Monday, October 10, 2005

Don't Talk Back!

Karina has learned the exasperating art of talking back. I don't need to teach her the concept of "opposites", she is already a pro at that. She has also learned the technique of threatening. Here are some examples:

(Mom observing Karina doing homework)
Mom: Karina, I don't think that is right. You've written it wrongly.
Karina: Noooo. It's correct. Who say it's wrong?
Mom: Look at how teacher writes it. That line must be longer mah.
Karina: Mom, just let me be (obviously a line she adopted from our reading of Green Eggs and Ham).

Mom: Karina look at this mess. Please clean it up.
Karina: Clean, clean, clean. Everyday must clean. Hoiyo! I have no time already.
Mom: No time for what? (scratching head).

What is a parent to do? Manners and compliance is what every parent strives for. It can really hit high-strung nerves when a child decides to use rebellious talk. Well, I contemplated on the matter and came up with a plan during last night's end-of-the-day evaluations with my husband (yes, I'm am actually doing what I said I would do in my Anger Management posting).

  1. Acknowledge our role in the development of this habit. Recognize the fact that we throw a lot of negativity her way e.g. "Karina don't", "no Karina," "Karina why you...."
    So, the plan is to sing praises before belting out criticism. It's not healthy for them to live in a negative world; it does nothing for the child's self esteem. What it does is teaches them to be on the defensive and to put up a wall to counter the attacks. We have to put more effort in how we say things. Like what Mary Poppins say "A spoonful of sugar makes the medicine go down, the medicine go down, the medicine go down...."
  2. Acknowledge her feelings. This is something we haven't been doing too well. We get too caught up in our own emotions and focus more on letting her know ANGRY we are. She obviously has learned to do the same thing. So the plan is to acknowledge her feelings and also pay more attention on how we express ourselves. Not just to lash out but use words to explain why we are angry. For example:

    Don't say: "Stop fighting both of you. If not I will throw the both of you out of this house."
    Say: "Stop fighting. It upsets me that you both can't get along. The noise is giving me a headache. Furthermore, you are going to hurt each other if you fight like that. I don't want you getting hurt. Karina, I know you are very angry now. Let's see how you can show your anger in a better way and then let's find a solution to this."
  3. Stop the labelling. Phrases like "you always" and "you never" seem to tumble out automatically.
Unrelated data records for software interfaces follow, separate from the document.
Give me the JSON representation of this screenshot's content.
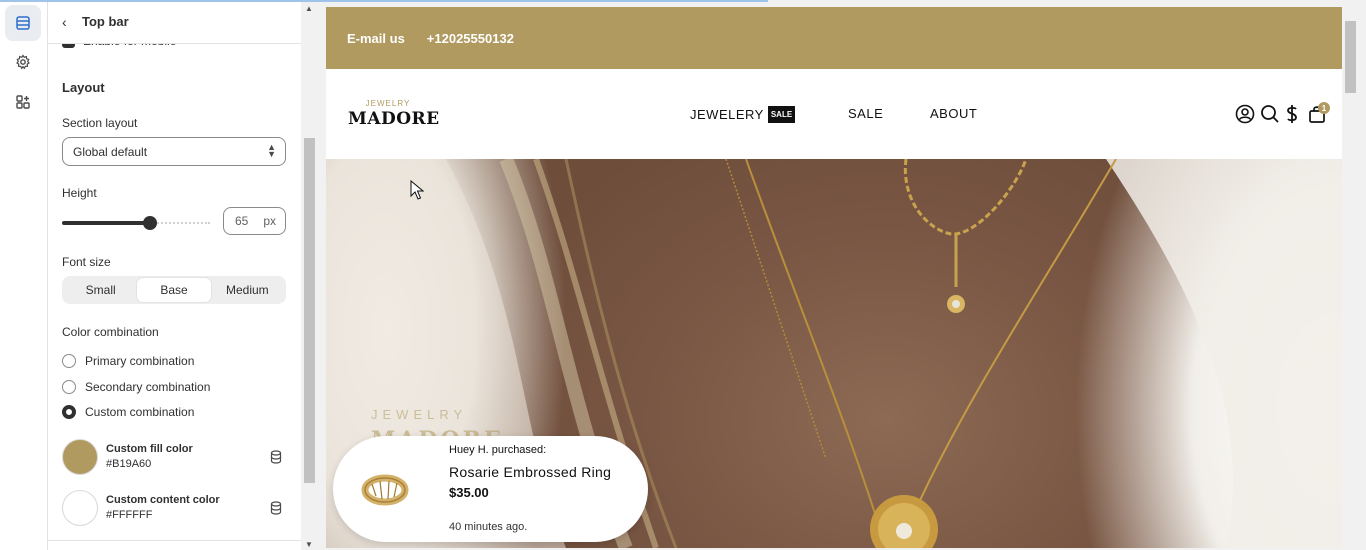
{
  "panel": {
    "back_icon": "chevron-left-icon",
    "title": "Top bar",
    "cutoff_label": "Enable for mobile",
    "section_title": "Layout",
    "section_layout": {
      "label": "Section layout",
      "value": "Global default"
    },
    "height": {
      "label": "Height",
      "value": "65",
      "unit": "px",
      "level": 0.58
    },
    "font_size": {
      "label": "Font size",
      "options": [
        "Small",
        "Base",
        "Medium"
      ],
      "selected": "Base"
    },
    "color_combination": {
      "label": "Color combination",
      "options": [
        "Primary combination",
        "Secondary combination",
        "Custom combination"
      ],
      "selected": "Custom combination"
    },
    "fill_color": {
      "name": "Custom fill color",
      "hex": "#B19A60"
    },
    "content_color": {
      "name": "Custom content color",
      "hex": "#FFFFFF"
    }
  },
  "rail": {
    "items": [
      "sections-icon",
      "settings-gear-icon",
      "apps-icon"
    ],
    "active": "sections-icon"
  },
  "preview": {
    "announcement": {
      "email": "E-mail us",
      "phone": "+12025550132",
      "bg": "#B19A60"
    },
    "logo": {
      "small": "JEWELRY",
      "big": "MADORE"
    },
    "nav": [
      {
        "label": "JEWELERY",
        "badge": "SALE"
      },
      {
        "label": "SALE"
      },
      {
        "label": "ABOUT"
      }
    ],
    "icons": [
      "account-icon",
      "search-icon",
      "currency-dollar-icon",
      "cart-icon"
    ],
    "cart_count": "1",
    "hero_overlay": {
      "small": "JEWELRY",
      "big": "MADORE"
    },
    "purchase_popup": {
      "who": "Huey H. purchased:",
      "product": "Rosarie Embrossed Ring",
      "price": "$35.00",
      "time": "40 minutes ago."
    }
  }
}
In our fits of anger we also tend to say things like "naughty boy," "lazy girl" and "cry baby." But I noticed that my children are uncomfortable with that kind of branding and that's why they fight back. Children have an innate desire to be good and they will act according to what you label them to be. The following was an experiment I did:

    (Karina is throwing a fit)
    Mom: Stop it please. Just look at youself jumping up and down. You are acting like a monster.
    Karina: Don't say that. You say bad words (and carries on with her wailing and jumping).

    Mom: Come on, you're my good girl right?
    Karina: Nods her head.
    Mom: Little princesses don't jump up and down. They speak properly. Can you do that?
    Karina: (Stops throwing fits and calms down).
  4. End the day by highlighting all the things they did well. The family always gets together for storytime, scripture reading and family prayer before saying good nights. From today onwards one more thing shall be added... feel good time. As humans we naturally want to dwell on the negatives even though it doesn't do us any good. Take for example a typical conversation after a golf game (all golfers will identify with this). What do golfers talk about? Not about the 30 foot birdie putt they sank but rather the 3 foot putt they missed.
    Well, I'm opting for the better choice. I'm going to celebrate the little victories with my children rather then dwell on their failures.

Ok, I pray I will have the strength and self discipline to carry out my plan. Let's see if it works. If anyone has any other ideas, please feel free to share.

Here are some articles I found:
1. Attitude and Back Talk (pdf.file)
2. What Do You Do With Children Who Talks Back by Dr. Linda Koh

No comments:

Post a Comment

Don't go without saying something. I would love to read your comments. BUT no junk comments please.